The Most Important Thing You Can Do to Succeed Today: Ask a Simple Question
New book from Michigan Ross Professor Wayne Baker shows the power of seeking help from others.
Asking for needed help can dramatically improve performance and outcomes.
Practical tools can overcome any reluctance to seek help.
Leaders can create a culture of giving and receiving in their organizations.
Learning how to ask for help is the single most important skill you need for success, according to Michigan Ross Professor Wayne Baker.
It’s not always easy; a number of factors can discourage you from seeking help. However — as Baker explains in a new book, All You Have to Do Is Ask — it’s possible to overcome those obstacles and unlock hidden potential, both for yourself and your team.
The book takes a practical, hands-on approach, explaining tools any reader can apply. Most chapters include a list of specific actions and reflections to transfer the theories into business and everyday life. The book is enlivened with anecdotes and real-world examples that illustrate the power of the lessons, such as Ji Hye Kim’s journey from University of Michigan student to Zingerman’s partner and founder of Miss Kim restaurant in Ann Arbor.
Baker recently answered a few questions about the book and the insights behind it.
What does research tell us about the power of seeking help?
Baker: The research is clear. When you ask for help, you get the resources you need to be successful: information, advice, ideas, opportunities, referrals, and emotional support. This results in higher job performance, satisfaction, and creativity. It means less stress and aggravation.
The same is true for teams. When team members use proven tools and strategies for asking, they tap their collective knowledge, wisdom, and networks. This leads to higher team performance and profitability.
How can a network of giving and receiving get us the answers or resources we need?
Baker: No one has everything they need to be successful. We all need input from others — information, advice, ideas, support — to solve problems and accomplish our work. People are willing to help, if they are asked.
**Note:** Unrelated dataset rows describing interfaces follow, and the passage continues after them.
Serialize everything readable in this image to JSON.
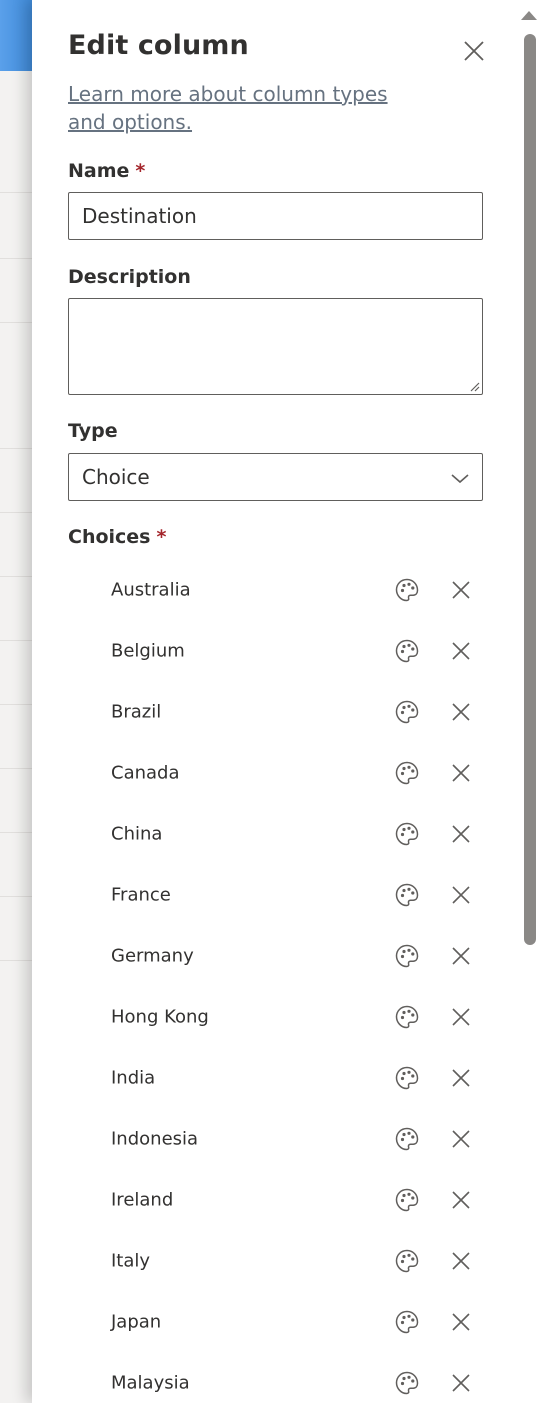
{
  "panel": {
    "title": "Edit column",
    "learn_more_link": "Learn more about column types and options."
  },
  "name_field": {
    "label": "Name",
    "required_marker": "*",
    "value": "Destination"
  },
  "description_field": {
    "label": "Description",
    "value": ""
  },
  "type_field": {
    "label": "Type",
    "selected": "Choice"
  },
  "choices": {
    "label": "Choices",
    "required_marker": "*",
    "items": [
      {
        "label": "Australia"
      },
      {
        "label": "Belgium"
      },
      {
        "label": "Brazil"
      },
      {
        "label": "Canada"
      },
      {
        "label": "China"
      },
      {
        "label": "France"
      },
      {
        "label": "Germany"
      },
      {
        "label": "Hong Kong"
      },
      {
        "label": "India"
      },
      {
        "label": "Indonesia"
      },
      {
        "label": "Ireland"
      },
      {
        "label": "Italy"
      },
      {
        "label": "Japan"
      },
      {
        "label": "Malaysia"
      }
    ]
  },
  "icons": {
    "close": "close-icon",
    "chevron": "chevron-down-icon",
    "palette": "palette-icon",
    "remove": "remove-choice-icon"
  },
  "colors": {
    "required": "#a4262c",
    "link": "#667280",
    "accent": "#4a90e2"
  }
}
If you don’t ask, they can’t read your mind to figure out what you need.
You have a network of people — people you are directly or even indirectly connected to. That network has the answers and the resources. For example, a problem you are trying to solve might have been solved elsewhere already. Instead of struggling to reinvent the wheel, asking your network will get you the solution far faster.
Why can it be so difficult to ask for help?
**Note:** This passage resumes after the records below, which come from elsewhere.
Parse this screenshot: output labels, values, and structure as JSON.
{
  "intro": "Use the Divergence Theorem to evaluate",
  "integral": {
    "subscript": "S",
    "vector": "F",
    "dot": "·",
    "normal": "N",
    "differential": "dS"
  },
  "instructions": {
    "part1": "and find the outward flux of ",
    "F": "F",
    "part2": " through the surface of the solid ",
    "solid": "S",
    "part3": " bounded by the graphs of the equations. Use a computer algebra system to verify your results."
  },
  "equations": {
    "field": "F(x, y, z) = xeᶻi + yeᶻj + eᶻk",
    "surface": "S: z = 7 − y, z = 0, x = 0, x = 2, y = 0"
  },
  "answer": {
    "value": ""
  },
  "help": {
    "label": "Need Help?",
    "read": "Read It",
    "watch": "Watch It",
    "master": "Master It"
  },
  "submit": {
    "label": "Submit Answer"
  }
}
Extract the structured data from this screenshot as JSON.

Baker: Blame our educational system. We’re not taught to ask for help; we’re taught to go it alone. Success is all about individual performance and rewards. The same is true in the workplace. We think we have to be self-reliant, and we worry that asking for help will make us look weak or incompetent. This needs to change.
How can we change our attitude from “asking for help is a bad idea” to “asking for help is essential to success”?
Baker: Attitudes change through education and action. There’s a lot of evidence about the benefits of asking and about common barriers; that information can correct misguided beliefs. There are many techniques you can put into action, and dozens of tools that can be used to achieve virtually any goal.
What can managers do to encourage asking for help?
Baker: First thing — as a leader, you have to be a role model of the behavior you want. You can’t expect others to ask if you don’t ask for what you need.
In performance reviews, we often consider helpfulness as an explicit performance competency. That’s important, but it’s only half of the giving-receiving equation. What about asking? Make asking an explicit competency that you evaluate and reward, and you will motivate more asking and more giving.
Here’s the big one: your compensation system. Does it reward only individual achievements? If you want more asking and giving, you need to revamp it to measure and reward group achievements as well.
Wayne Baker is the Robert P. Thome Professor of Management and Organizations and the faculty director of the Center for Positive Organizations at the University of Michigan Ross School of Business. He is also a professor of sociology and a faculty associate at U-M’s Institute for Social Research. He co-founded Give and Take Inc., which develop technologies based on his new book.
Media Contact: Bridget Vis, Public Relations Specialist, firstname.lastname@example.org